▸ What is expected: Anywhere the string "model" shows up in the listing below, copy the line it is in.

▸ Given data:
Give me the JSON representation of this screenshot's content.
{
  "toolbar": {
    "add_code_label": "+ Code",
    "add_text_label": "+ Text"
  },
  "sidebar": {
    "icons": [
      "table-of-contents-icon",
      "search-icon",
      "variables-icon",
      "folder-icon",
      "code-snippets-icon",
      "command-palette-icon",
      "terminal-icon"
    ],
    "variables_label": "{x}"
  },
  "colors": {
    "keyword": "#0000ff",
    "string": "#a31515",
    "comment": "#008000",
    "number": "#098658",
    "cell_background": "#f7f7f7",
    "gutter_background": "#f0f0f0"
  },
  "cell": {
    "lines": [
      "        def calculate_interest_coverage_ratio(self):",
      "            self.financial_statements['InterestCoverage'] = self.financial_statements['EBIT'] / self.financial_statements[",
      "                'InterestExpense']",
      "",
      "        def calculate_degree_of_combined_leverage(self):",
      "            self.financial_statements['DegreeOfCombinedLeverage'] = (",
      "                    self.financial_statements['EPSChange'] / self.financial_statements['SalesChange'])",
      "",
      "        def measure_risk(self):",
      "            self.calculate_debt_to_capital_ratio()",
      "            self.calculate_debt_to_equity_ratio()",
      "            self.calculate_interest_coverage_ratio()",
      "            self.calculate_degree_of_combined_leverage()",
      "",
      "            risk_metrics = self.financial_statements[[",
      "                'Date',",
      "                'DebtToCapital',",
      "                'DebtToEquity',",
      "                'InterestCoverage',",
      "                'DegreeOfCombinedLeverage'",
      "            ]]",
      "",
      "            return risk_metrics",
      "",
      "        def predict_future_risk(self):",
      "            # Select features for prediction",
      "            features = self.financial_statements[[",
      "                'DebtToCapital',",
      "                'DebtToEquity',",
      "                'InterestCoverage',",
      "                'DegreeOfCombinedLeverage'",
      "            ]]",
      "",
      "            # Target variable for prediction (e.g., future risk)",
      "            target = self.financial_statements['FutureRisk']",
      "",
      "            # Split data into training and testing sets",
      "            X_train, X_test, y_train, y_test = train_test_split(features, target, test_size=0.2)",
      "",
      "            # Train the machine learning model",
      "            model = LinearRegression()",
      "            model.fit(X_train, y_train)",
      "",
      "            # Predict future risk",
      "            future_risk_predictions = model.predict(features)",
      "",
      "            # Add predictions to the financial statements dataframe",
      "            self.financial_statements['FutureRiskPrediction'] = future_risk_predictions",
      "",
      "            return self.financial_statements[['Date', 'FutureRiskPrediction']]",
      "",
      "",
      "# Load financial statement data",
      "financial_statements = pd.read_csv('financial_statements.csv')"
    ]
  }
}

▸ Output of the exercise:
      "            # Train the machine learning model",
      "            model = LinearRegression()",
      "            model.fit(X_train, y_train)",
      "            future_risk_predictions = model.predict(features)",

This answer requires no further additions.